Since Said’s Orientalism is broken down into three historical phases, I would use New Historicism as a comparison with this theory. You could also use post-colonialism as some of these issues would overlap. But, you could go with New Historicism (let’s say you’re working on Iranian literature) to look at the representations of Middle East Muslims in Western (English, American, French, etc.) Literature. Then, of course, look at representations of Middle East Muslims in Middle Eastern Literature. Said’s theory was that literary theorists and writers of the West perpetuated stereotypes of the East as inferior. Said seeks to decode these representations and challenge those who perpetuate them. Since Said is talking specifically about Muslims, you might want to use Said’s theory as a background and go with two New Historical Approaches: one from the West (American, British, or even Israeli) and one from the East (Iran, Jordan, Palestine). New Historicists attempt to be neutral in their diagnosis of history by objectively analyzing literary and non-literary texts. So, this means being aware of your own (critic’s) potential biases as well as the biases of the texts and writers. Easier said than done.
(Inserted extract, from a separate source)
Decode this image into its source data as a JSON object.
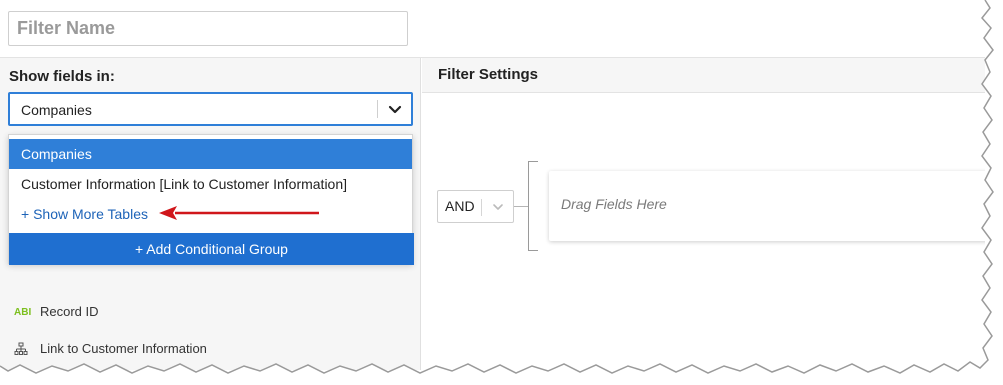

You could also use Marxism, post-colonialism, cultural materialism. New Historicism is the most obvious answer, but one of these might fit your project better. It’s hard to say unless you specify how and to what you’re applying Orientalism.